Domnica Radulescu is an American writer of Romanian origin, living in the United States where she arrived in 1983 as a political refugee, having escaped the communist dictatorship of her native Romania. She settled in Chicago where she completed her college education in English literature at Loyola University, then obtained a master’s degree in Comparative literature and a PhD in Romance Languages from the University of Chicago.
She is the author of three critically acclaimed novels, Train to Trieste (Knopf 2008 &2009), Black Sea Twilight (Transworld 2011 & 2012) and Country of Red Azaleas (Hachette 2016) and of award-winning plays. Train to Trieste has been published in thirteen languages and is the winner of the 2009 Library of Virginia Fiction Award.
Radulescu received the 2011 Outstanding Faculty Award from the State Council of Higher Education for Virginia. Radulescu also published thirteen non-fiction books, edited and co-edited collections on topics ranging from the tragic heroine in western literature to feminist comedy, to studies of exile literature to theater of war and exile, and two collections of original plays. Two of her plays, Exile Is My Home and The Town with Very Nice People were runners up for the Jane Chambers Playwriting award in 2012 and 2013, respectively.
Radulescu recently published a volume of selected plays titled Exile Is My Home. Four Plays by Domnica Radulescu.
Radulescu is the founding director of the National Symposium of Theater in Academe and is twice a Fulbright scholar.
Th eaward-winning British playwright Julia Pascal said the following about Radulescu's theater in her Preface to Radulescu's recent volume of plays:
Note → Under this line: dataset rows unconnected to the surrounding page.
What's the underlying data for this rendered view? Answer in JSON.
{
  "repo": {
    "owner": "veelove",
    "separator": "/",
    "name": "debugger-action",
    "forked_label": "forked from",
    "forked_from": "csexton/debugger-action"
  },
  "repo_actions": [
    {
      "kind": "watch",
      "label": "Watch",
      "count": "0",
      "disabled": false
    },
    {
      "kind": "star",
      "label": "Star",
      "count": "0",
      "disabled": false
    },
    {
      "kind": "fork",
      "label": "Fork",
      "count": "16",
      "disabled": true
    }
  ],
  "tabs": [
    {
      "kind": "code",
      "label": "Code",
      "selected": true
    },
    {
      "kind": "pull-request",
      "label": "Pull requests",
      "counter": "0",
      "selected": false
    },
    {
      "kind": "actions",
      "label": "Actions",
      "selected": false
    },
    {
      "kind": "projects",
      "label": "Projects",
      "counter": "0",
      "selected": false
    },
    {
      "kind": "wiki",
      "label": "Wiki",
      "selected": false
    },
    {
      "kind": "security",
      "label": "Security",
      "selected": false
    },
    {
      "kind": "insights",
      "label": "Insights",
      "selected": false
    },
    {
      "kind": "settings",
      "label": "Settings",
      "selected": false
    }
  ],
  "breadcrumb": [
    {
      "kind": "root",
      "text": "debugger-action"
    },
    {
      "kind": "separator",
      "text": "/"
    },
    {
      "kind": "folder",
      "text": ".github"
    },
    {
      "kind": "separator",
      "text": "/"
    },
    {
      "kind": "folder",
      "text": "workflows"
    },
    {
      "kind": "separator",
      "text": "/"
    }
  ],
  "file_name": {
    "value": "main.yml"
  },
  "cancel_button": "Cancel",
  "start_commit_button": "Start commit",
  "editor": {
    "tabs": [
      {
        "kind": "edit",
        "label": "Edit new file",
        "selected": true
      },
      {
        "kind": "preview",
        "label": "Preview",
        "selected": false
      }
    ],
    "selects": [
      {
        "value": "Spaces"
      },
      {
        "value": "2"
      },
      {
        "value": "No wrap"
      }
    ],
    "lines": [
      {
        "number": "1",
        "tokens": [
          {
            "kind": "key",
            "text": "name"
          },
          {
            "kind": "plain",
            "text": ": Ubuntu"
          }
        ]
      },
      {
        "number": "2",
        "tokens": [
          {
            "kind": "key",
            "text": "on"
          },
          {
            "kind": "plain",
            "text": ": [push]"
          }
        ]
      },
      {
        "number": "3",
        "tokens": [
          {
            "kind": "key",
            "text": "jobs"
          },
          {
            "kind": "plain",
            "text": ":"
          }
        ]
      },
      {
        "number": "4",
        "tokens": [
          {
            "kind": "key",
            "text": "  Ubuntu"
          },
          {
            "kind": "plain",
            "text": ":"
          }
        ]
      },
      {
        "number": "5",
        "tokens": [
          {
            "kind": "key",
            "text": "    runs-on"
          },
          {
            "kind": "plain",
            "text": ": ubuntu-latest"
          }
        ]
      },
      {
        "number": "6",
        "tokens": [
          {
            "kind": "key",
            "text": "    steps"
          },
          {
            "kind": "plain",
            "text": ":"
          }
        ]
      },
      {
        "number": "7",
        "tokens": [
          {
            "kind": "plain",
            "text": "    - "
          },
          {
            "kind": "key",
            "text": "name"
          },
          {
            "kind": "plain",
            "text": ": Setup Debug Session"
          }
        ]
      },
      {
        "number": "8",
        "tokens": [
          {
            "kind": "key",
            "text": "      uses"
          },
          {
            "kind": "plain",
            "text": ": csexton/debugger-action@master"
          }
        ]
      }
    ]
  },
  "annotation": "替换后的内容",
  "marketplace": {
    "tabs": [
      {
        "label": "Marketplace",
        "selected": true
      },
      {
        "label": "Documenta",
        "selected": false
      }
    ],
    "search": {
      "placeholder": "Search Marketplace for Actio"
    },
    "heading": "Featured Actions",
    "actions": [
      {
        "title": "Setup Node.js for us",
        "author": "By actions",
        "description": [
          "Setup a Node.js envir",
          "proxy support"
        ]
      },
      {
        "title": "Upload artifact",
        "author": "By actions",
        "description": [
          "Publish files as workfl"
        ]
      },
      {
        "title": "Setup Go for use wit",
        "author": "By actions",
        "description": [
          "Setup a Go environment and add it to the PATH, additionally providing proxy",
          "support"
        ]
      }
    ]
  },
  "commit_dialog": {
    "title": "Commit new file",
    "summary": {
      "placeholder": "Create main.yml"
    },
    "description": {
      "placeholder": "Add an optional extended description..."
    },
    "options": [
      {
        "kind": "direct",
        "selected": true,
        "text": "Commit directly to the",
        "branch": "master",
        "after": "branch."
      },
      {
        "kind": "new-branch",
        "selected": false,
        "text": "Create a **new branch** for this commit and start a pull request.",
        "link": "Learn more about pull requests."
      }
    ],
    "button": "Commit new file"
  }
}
"Radulescu’s writing sits within the larger canon of European exiles. Her sister writers are Eva Hoffman, Marianne Hirsch, Nadine Fresco – all carry the Old Country on their backs and wrestle with the history of statelessness, abandon and loss. But Hoffman, Hirsch and Fresco are not playwrights and so how can Radulescu’s work be framed? Or can it be? It would be easy to see Radulescu as the literary great granddaughter of her fellow Romanian playwright Eugène Ionescu and particularly in regard to his play Rhinoceros. But Radulescu’s feminist vision adds another level of politics as well as that of her anti-fascism. Her plays are profoundly philosophical anti-authoritarian feminist narratives that out-Ionesco Ionesco in their theatricality."
The award-winning Australian American playwright Cristine Evans said the following about Radulescu's theater in the Intorudction to her volume of plays:
"Domnica Radulescu is a writer of radical imagination and heart with the signature clownish melancholy of the Eastern European exile, who knows in her bones that countries, memories, and the lived sense of home, precariously anchored through the everyday, can burn away in any moment. While often very funny, hers are savage plays that refuse the peculiarly American obsession with uplifting endings. All the more reason, then, to treasure this unique collection, which allows the reader to stage Radulescu’s wild, comical, obscene and tragic plays in that secret landscape, the theatre of the mind."